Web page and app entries
----------------

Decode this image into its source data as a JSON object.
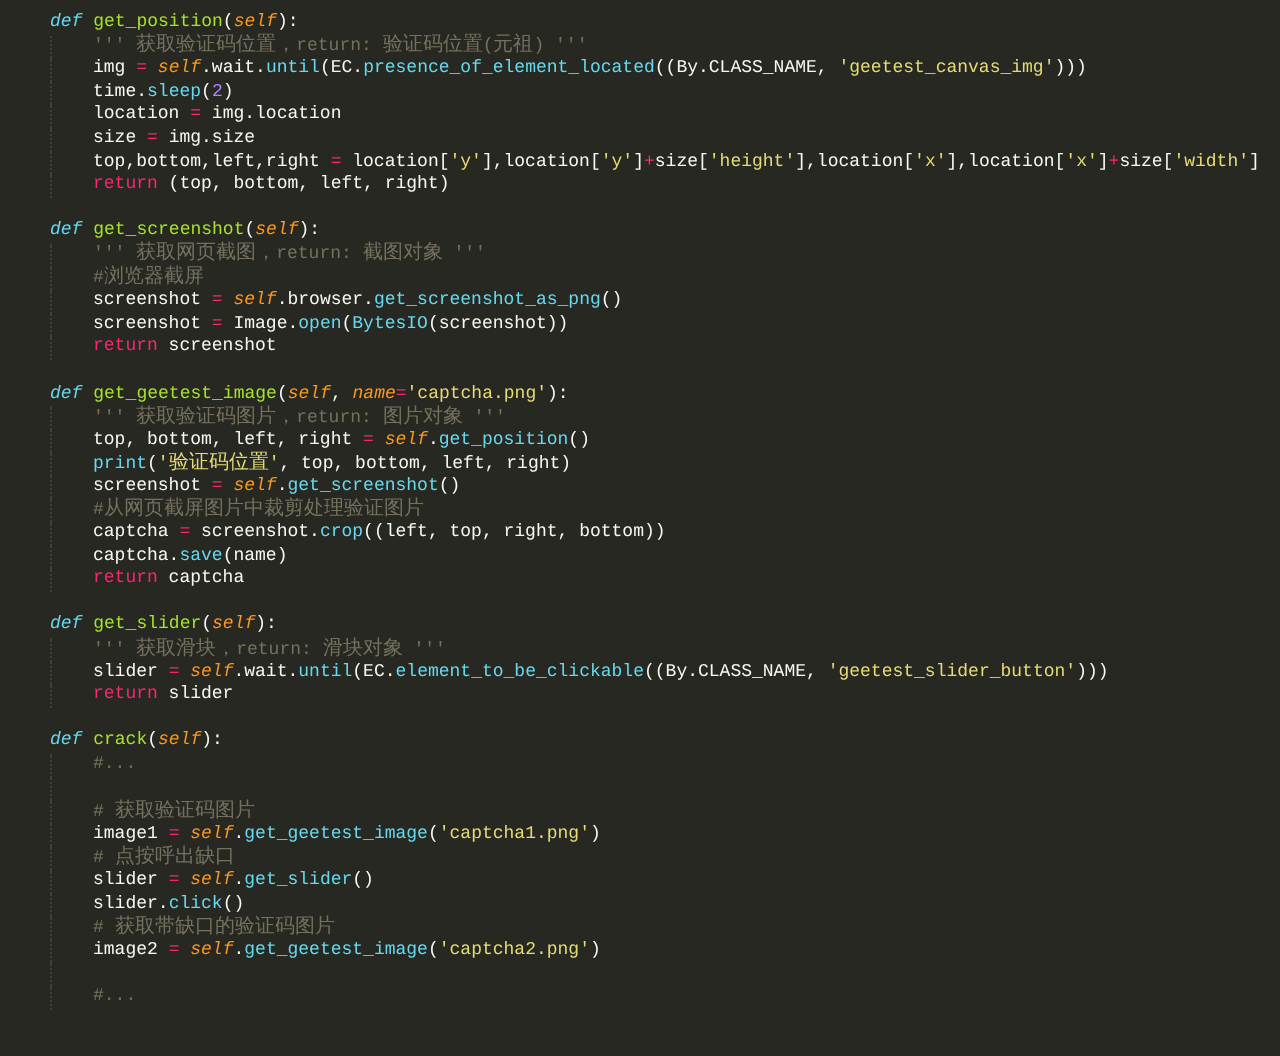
{
  "editor": {
    "lines": [
      {
        "kind": "code",
        "tokens": [
          {
            "kind": "kw",
            "text": "def "
          },
          {
            "kind": "fn",
            "text": "get_position"
          },
          {
            "kind": "plain",
            "text": "("
          },
          {
            "kind": "self",
            "text": "self"
          },
          {
            "kind": "plain",
            "text": "):"
          }
        ],
        "children": [
          {
            "kind": "code",
            "tokens": [
              {
                "kind": "cmt",
                "text": "''' 获取验证码位置，return: 验证码位置(元祖) '''"
              }
            ]
          },
          {
            "kind": "code",
            "tokens": [
              {
                "kind": "plain",
                "text": "img "
              },
              {
                "kind": "op",
                "text": "="
              },
              {
                "kind": "self",
                "text": " self"
              },
              {
                "kind": "plain",
                "text": ".wait."
              },
              {
                "kind": "call",
                "text": "until"
              },
              {
                "kind": "plain",
                "text": "(EC."
              },
              {
                "kind": "call",
                "text": "presence_of_element_located"
              },
              {
                "kind": "plain",
                "text": "((By.CLASS_NAME, "
              },
              {
                "kind": "str",
                "text": "'geetest_canvas_img'"
              },
              {
                "kind": "plain",
                "text": ")))"
              }
            ]
          },
          {
            "kind": "code",
            "tokens": [
              {
                "kind": "plain",
                "text": "time."
              },
              {
                "kind": "call",
                "text": "sleep"
              },
              {
                "kind": "plain",
                "text": "("
              },
              {
                "kind": "num",
                "text": "2"
              },
              {
                "kind": "plain",
                "text": ")"
              }
            ]
          },
          {
            "kind": "code",
            "tokens": [
              {
                "kind": "plain",
                "text": "location "
              },
              {
                "kind": "op",
                "text": "="
              },
              {
                "kind": "plain",
                "text": " img.location"
              }
            ]
          },
          {
            "kind": "code",
            "tokens": [
              {
                "kind": "plain",
                "text": "size "
              },
              {
                "kind": "op",
                "text": "="
              },
              {
                "kind": "plain",
                "text": " img.size"
              }
            ]
          },
          {
            "kind": "code",
            "tokens": [
              {
                "kind": "plain",
                "text": "top,bottom,left,right "
              },
              {
                "kind": "op",
                "text": "="
              },
              {
                "kind": "plain",
                "text": " location["
              },
              {
                "kind": "str",
                "text": "'y'"
              },
              {
                "kind": "plain",
                "text": "],location["
              },
              {
                "kind": "str",
                "text": "'y'"
              },
              {
                "kind": "plain",
                "text": "]"
              },
              {
                "kind": "op",
                "text": "+"
              },
              {
                "kind": "plain",
                "text": "size["
              },
              {
                "kind": "str",
                "text": "'height'"
              },
              {
                "kind": "plain",
                "text": "],location["
              },
              {
                "kind": "str",
                "text": "'x'"
              },
              {
                "kind": "plain",
                "text": "],location["
              },
              {
                "kind": "str",
                "text": "'x'"
              },
              {
                "kind": "plain",
                "text": "]"
              },
              {
                "kind": "op",
                "text": "+"
              },
              {
                "kind": "plain",
                "text": "size["
              },
              {
                "kind": "str",
                "text": "'width'"
              },
              {
                "kind": "plain",
                "text": "]"
              }
            ]
          },
          {
            "kind": "code",
            "tokens": [
              {
                "kind": "ret",
                "text": "return"
              },
              {
                "kind": "plain",
                "text": " (top, bottom, left, right)"
              }
            ]
          }
        ]
      },
      {
        "kind": "blank"
      },
      {
        "kind": "code",
        "tokens": [
          {
            "kind": "kw",
            "text": "def "
          },
          {
            "kind": "fn",
            "text": "get_screenshot"
          },
          {
            "kind": "plain",
            "text": "("
          },
          {
            "kind": "self",
            "text": "self"
          },
          {
            "kind": "plain",
            "text": "):"
          }
        ],
        "children": [
          {
            "kind": "code",
            "tokens": [
              {
                "kind": "cmt",
                "text": "''' 获取网页截图，return: 截图对象 '''"
              }
            ]
          },
          {
            "kind": "code",
            "tokens": [
              {
                "kind": "cmt",
                "text": "#浏览器截屏"
              }
            ]
          },
          {
            "kind": "code",
            "tokens": [
              {
                "kind": "plain",
                "text": "screenshot "
              },
              {
                "kind": "op",
                "text": "="
              },
              {
                "kind": "self",
                "text": " self"
              },
              {
                "kind": "plain",
                "text": ".browser."
              },
              {
                "kind": "call",
                "text": "get_screenshot_as_png"
              },
              {
                "kind": "plain",
                "text": "()"
              }
            ]
          },
          {
            "kind": "code",
            "tokens": [
              {
                "kind": "plain",
                "text": "screenshot "
              },
              {
                "kind": "op",
                "text": "="
              },
              {
                "kind": "plain",
                "text": " Image."
              },
              {
                "kind": "call",
                "text": "open"
              },
              {
                "kind": "plain",
                "text": "("
              },
              {
                "kind": "call",
                "text": "BytesIO"
              },
              {
                "kind": "plain",
                "text": "(screenshot))"
              }
            ]
          },
          {
            "kind": "code",
            "tokens": [
              {
                "kind": "ret",
                "text": "return"
              },
              {
                "kind": "plain",
                "text": " screenshot"
              }
            ]
          }
        ]
      },
      {
        "kind": "blank"
      },
      {
        "kind": "code",
        "tokens": [
          {
            "kind": "kw",
            "text": "def "
          },
          {
            "kind": "fn",
            "text": "get_geetest_image"
          },
          {
            "kind": "plain",
            "text": "("
          },
          {
            "kind": "self",
            "text": "self"
          },
          {
            "kind": "plain",
            "text": ", "
          },
          {
            "kind": "self",
            "text": "name"
          },
          {
            "kind": "op",
            "text": "="
          },
          {
            "kind": "str",
            "text": "'captcha.png'"
          },
          {
            "kind": "plain",
            "text": "):"
          }
        ],
        "children": [
          {
            "kind": "code",
            "tokens": [
              {
                "kind": "cmt",
                "text": "''' 获取验证码图片，return: 图片对象 '''"
              }
            ]
          },
          {
            "kind": "code",
            "tokens": [
              {
                "kind": "plain",
                "text": "top, bottom, left, right "
              },
              {
                "kind": "op",
                "text": "="
              },
              {
                "kind": "self",
                "text": " self"
              },
              {
                "kind": "plain",
                "text": "."
              },
              {
                "kind": "call",
                "text": "get_position"
              },
              {
                "kind": "plain",
                "text": "()"
              }
            ]
          },
          {
            "kind": "code",
            "tokens": [
              {
                "kind": "call",
                "text": "print"
              },
              {
                "kind": "plain",
                "text": "("
              },
              {
                "kind": "str",
                "text": "'验证码位置'"
              },
              {
                "kind": "plain",
                "text": ", top, bottom, left, right)"
              }
            ]
          },
          {
            "kind": "code",
            "tokens": [
              {
                "kind": "plain",
                "text": "screenshot "
              },
              {
                "kind": "op",
                "text": "="
              },
              {
                "kind": "self",
                "text": " self"
              },
              {
                "kind": "plain",
                "text": "."
              },
              {
                "kind": "call",
                "text": "get_screenshot"
              },
              {
                "kind": "plain",
                "text": "()"
              }
            ]
          },
          {
            "kind": "code",
            "tokens": [
              {
                "kind": "cmt",
                "text": "#从网页截屏图片中裁剪处理验证图片"
              }
            ]
          },
          {
            "kind": "code",
            "tokens": [
              {
                "kind": "plain",
                "text": "captcha "
              },
              {
                "kind": "op",
                "text": "="
              },
              {
                "kind": "plain",
                "text": " screenshot."
              },
              {
                "kind": "call",
                "text": "crop"
              },
              {
                "kind": "plain",
                "text": "((left, top, right, bottom))"
              }
            ]
          },
          {
            "kind": "code",
            "tokens": [
              {
                "kind": "plain",
                "text": "captcha."
              },
              {
                "kind": "call",
                "text": "save"
              },
              {
                "kind": "plain",
                "text": "(name)"
              }
            ]
          },
          {
            "kind": "code",
            "tokens": [
              {
                "kind": "ret",
                "text": "return"
              },
              {
                "kind": "plain",
                "text": " captcha"
              }
            ]
          }
        ]
      },
      {
        "kind": "blank"
      },
      {
        "kind": "code",
        "tokens": [
          {
            "kind": "kw",
            "text": "def "
          },
          {
            "kind": "fn",
            "text": "get_slider"
          },
          {
            "kind": "plain",
            "text": "("
          },
          {
            "kind": "self",
            "text": "self"
          },
          {
            "kind": "plain",
            "text": "):"
          }
        ],
        "children": [
          {
            "kind": "code",
            "tokens": [
              {
                "kind": "cmt",
                "text": "''' 获取滑块，return: 滑块对象 '''"
              }
            ]
          },
          {
            "kind": "code",
            "tokens": [
              {
                "kind": "plain",
                "text": "slider "
              },
              {
                "kind": "op",
                "text": "="
              },
              {
                "kind": "self",
                "text": " self"
              },
              {
                "kind": "plain",
                "text": ".wait."
              },
              {
                "kind": "call",
                "text": "until"
              },
              {
                "kind": "plain",
                "text": "(EC."
              },
              {
                "kind": "call",
                "text": "element_to_be_clickable"
              },
              {
                "kind": "plain",
                "text": "((By.CLASS_NAME, "
              },
              {
                "kind": "str",
                "text": "'geetest_slider_button'"
              },
              {
                "kind": "plain",
                "text": ")))"
              }
            ]
          },
          {
            "kind": "code",
            "tokens": [
              {
                "kind": "ret",
                "text": "return"
              },
              {
                "kind": "plain",
                "text": " slider"
              }
            ]
          }
        ]
      },
      {
        "kind": "blank"
      },
      {
        "kind": "code",
        "tokens": [
          {
            "kind": "kw",
            "text": "def "
          },
          {
            "kind": "fn",
            "text": "crack"
          },
          {
            "kind": "plain",
            "text": "("
          },
          {
            "kind": "self",
            "text": "self"
          },
          {
            "kind": "plain",
            "text": "):"
          }
        ],
        "children": [
          {
            "kind": "code",
            "tokens": [
              {
                "kind": "cmt",
                "text": "#..."
              }
            ]
          },
          {
            "kind": "blank"
          },
          {
            "kind": "code",
            "tokens": [
              {
                "kind": "cmt",
                "text": "# 获取验证码图片"
              }
            ]
          },
          {
            "kind": "code",
            "tokens": [
              {
                "kind": "plain",
                "text": "image1 "
              },
              {
                "kind": "op",
                "text": "="
              },
              {
                "kind": "self",
                "text": " self"
              },
              {
                "kind": "plain",
                "text": "."
              },
              {
                "kind": "call",
                "text": "get_geetest_image"
              },
              {
                "kind": "plain",
                "text": "("
              },
              {
                "kind": "str",
                "text": "'captcha1.png'"
              },
              {
                "kind": "plain",
                "text": ")"
              }
            ]
          },
          {
            "kind": "code",
            "tokens": [
              {
                "kind": "cmt",
                "text": "# 点按呼出缺口"
              }
            ]
          },
          {
            "kind": "code",
            "tokens": [
              {
                "kind": "plain",
                "text": "slider "
              },
              {
                "kind": "op",
                "text": "="
              },
              {
                "kind": "self",
                "text": " self"
              },
              {
                "kind": "plain",
                "text": "."
              },
              {
                "kind": "call",
                "text": "get_slider"
              },
              {
                "kind": "plain",
                "text": "()"
              }
            ]
          },
          {
            "kind": "code",
            "tokens": [
              {
                "kind": "plain",
                "text": "slider."
              },
              {
                "kind": "call",
                "text": "click"
              },
              {
                "kind": "plain",
                "text": "()"
              }
            ]
          },
          {
            "kind": "code",
            "tokens": [
              {
                "kind": "cmt",
                "text": "# 获取带缺口的验证码图片"
              }
            ]
          },
          {
            "kind": "code",
            "tokens": [
              {
                "kind": "plain",
                "text": "image2 "
              },
              {
                "kind": "op",
                "text": "="
              },
              {
                "kind": "self",
                "text": " self"
              },
              {
                "kind": "plain",
                "text": "."
              },
              {
                "kind": "call",
                "text": "get_geetest_image"
              },
              {
                "kind": "plain",
                "text": "("
              },
              {
                "kind": "str",
                "text": "'captcha2.png'"
              },
              {
                "kind": "plain",
                "text": ")"
              }
            ]
          },
          {
            "kind": "blank"
          },
          {
            "kind": "code",
            "tokens": [
              {
                "kind": "cmt",
                "text": "#..."
              }
            ]
          }
        ]
      }
    ]
  }
}
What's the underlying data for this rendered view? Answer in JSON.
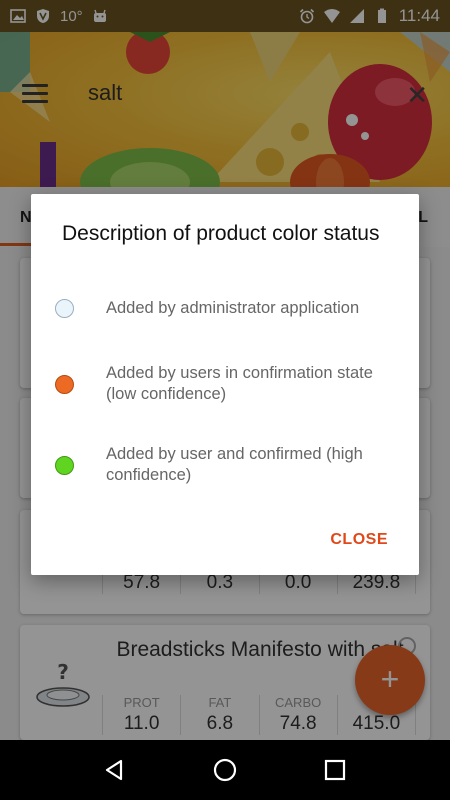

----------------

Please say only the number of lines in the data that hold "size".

**RESPONSE BOX**.
4